Data for analysis
%%
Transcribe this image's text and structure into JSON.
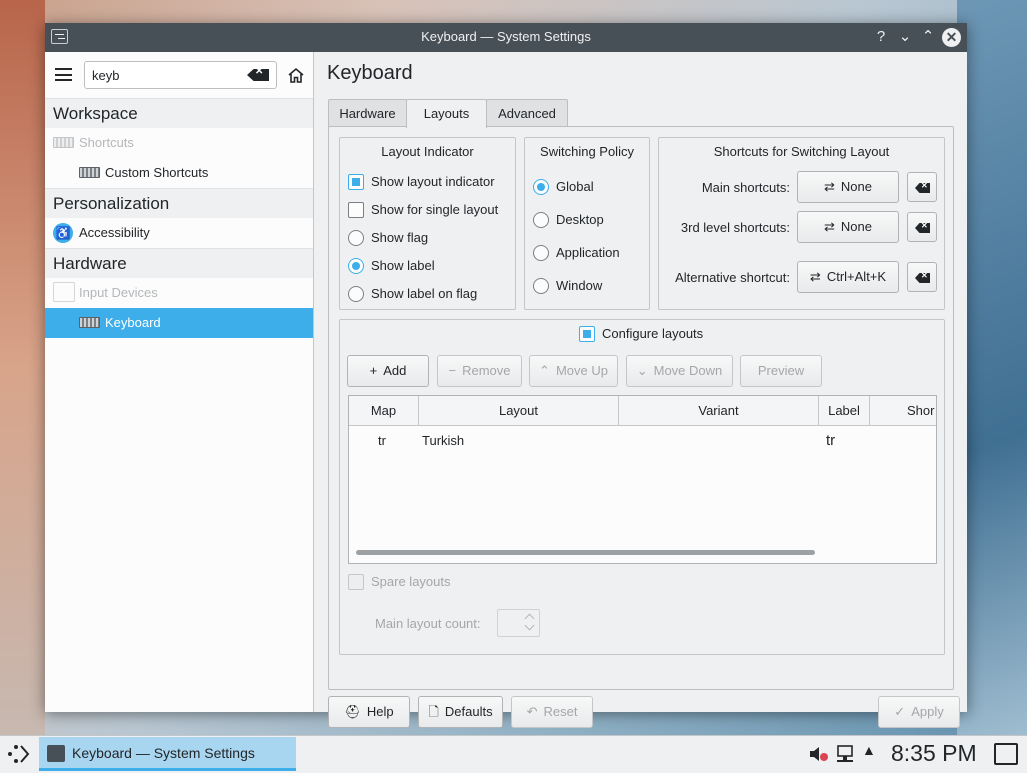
{
  "window": {
    "title": "Keyboard — System Settings"
  },
  "titlebar_buttons": {
    "help": "?",
    "minimize": "⌄",
    "maximize": "⌃",
    "close": "✕"
  },
  "sidebar": {
    "search_value": "keyb",
    "sections": [
      {
        "title": "Workspace"
      },
      {
        "title": "Personalization"
      },
      {
        "title": "Hardware"
      }
    ],
    "items": {
      "shortcuts": "Shortcuts",
      "custom_shortcuts": "Custom Shortcuts",
      "accessibility": "Accessibility",
      "input_devices": "Input Devices",
      "keyboard": "Keyboard"
    }
  },
  "main": {
    "title": "Keyboard",
    "tabs": [
      "Hardware",
      "Layouts",
      "Advanced"
    ],
    "layout_indicator": {
      "title": "Layout Indicator",
      "options": [
        "Show layout indicator",
        "Show for single layout",
        "Show flag",
        "Show label",
        "Show label on flag"
      ]
    },
    "switching_policy": {
      "title": "Switching Policy",
      "options": [
        "Global",
        "Desktop",
        "Application",
        "Window"
      ]
    },
    "shortcuts": {
      "title": "Shortcuts for Switching Layout",
      "main_label": "Main shortcuts:",
      "main_value": "None",
      "third_label": "3rd level shortcuts:",
      "third_value": "None",
      "alt_label": "Alternative shortcut:",
      "alt_value": "Ctrl+Alt+K"
    },
    "configure": {
      "label": "Configure layouts",
      "buttons": {
        "add": "Add",
        "remove": "Remove",
        "move_up": "Move Up",
        "move_down": "Move Down",
        "preview": "Preview"
      },
      "columns": [
        "Map",
        "Layout",
        "Variant",
        "Label",
        "Shor"
      ],
      "rows": [
        {
          "map": "tr",
          "layout": "Turkish",
          "variant": "",
          "label": "tr"
        }
      ],
      "spare_layouts": "Spare layouts",
      "main_layout_count": "Main layout count:"
    },
    "footer": {
      "help": "Help",
      "defaults": "Defaults",
      "reset": "Reset",
      "apply": "Apply"
    }
  },
  "taskbar": {
    "task_title": "Keyboard",
    "task_subtitle": "— System Settings",
    "clock": "8:35 PM"
  },
  "colors": {
    "accent": "#3daee9",
    "titlebar": "#475057",
    "window_bg": "#eff0f1"
  }
}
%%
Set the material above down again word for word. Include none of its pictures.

Response box
Transcribe this image's text and structure into JSON.
{
  "window": {
    "title": "Keyboard — System Settings"
  },
  "titlebar_buttons": {
    "help": "?",
    "minimize": "⌄",
    "maximize": "⌃",
    "close": "✕"
  },
  "sidebar": {
    "search_value": "keyb",
    "sections": [
      {
        "title": "Workspace"
      },
      {
        "title": "Personalization"
      },
      {
        "title": "Hardware"
      }
    ],
    "items": {
      "shortcuts": "Shortcuts",
      "custom_shortcuts": "Custom Shortcuts",
      "accessibility": "Accessibility",
      "input_devices": "Input Devices",
      "keyboard": "Keyboard"
    }
  },
  "main": {
    "title": "Keyboard",
    "tabs": [
      "Hardware",
      "Layouts",
      "Advanced"
    ],
    "layout_indicator": {
      "title": "Layout Indicator",
      "options": [
        "Show layout indicator",
        "Show for single layout",
        "Show flag",
        "Show label",
        "Show label on flag"
      ]
    },
    "switching_policy": {
      "title": "Switching Policy",
      "options": [
        "Global",
        "Desktop",
        "Application",
        "Window"
      ]
    },
    "shortcuts": {
      "title": "Shortcuts for Switching Layout",
      "main_label": "Main shortcuts:",
      "main_value": "None",
      "third_label": "3rd level shortcuts:",
      "third_value": "None",
      "alt_label": "Alternative shortcut:",
      "alt_value": "Ctrl+Alt+K"
    },
    "configure": {
      "label": "Configure layouts",
      "buttons": {
        "add": "Add",
        "remove": "Remove",
        "move_up": "Move Up",
        "move_down": "Move Down",
        "preview": "Preview"
      },
      "columns": [
        "Map",
        "Layout",
        "Variant",
        "Label",
        "Shor"
      ],
      "rows": [
        {
          "map": "tr",
          "layout": "Turkish",
          "variant": "",
          "label": "tr"
        }
      ],
      "spare_layouts": "Spare layouts",
      "main_layout_count": "Main layout count:"
    },
    "footer": {
      "help": "Help",
      "defaults": "Defaults",
      "reset": "Reset",
      "apply": "Apply"
    }
  },
  "taskbar": {
    "task_title": "Keyboard",
    "task_subtitle": "— System Settings",
    "clock": "8:35 PM"
  },
  "colors": {
    "accent": "#3daee9",
    "titlebar": "#475057",
    "window_bg": "#eff0f1"
  }
}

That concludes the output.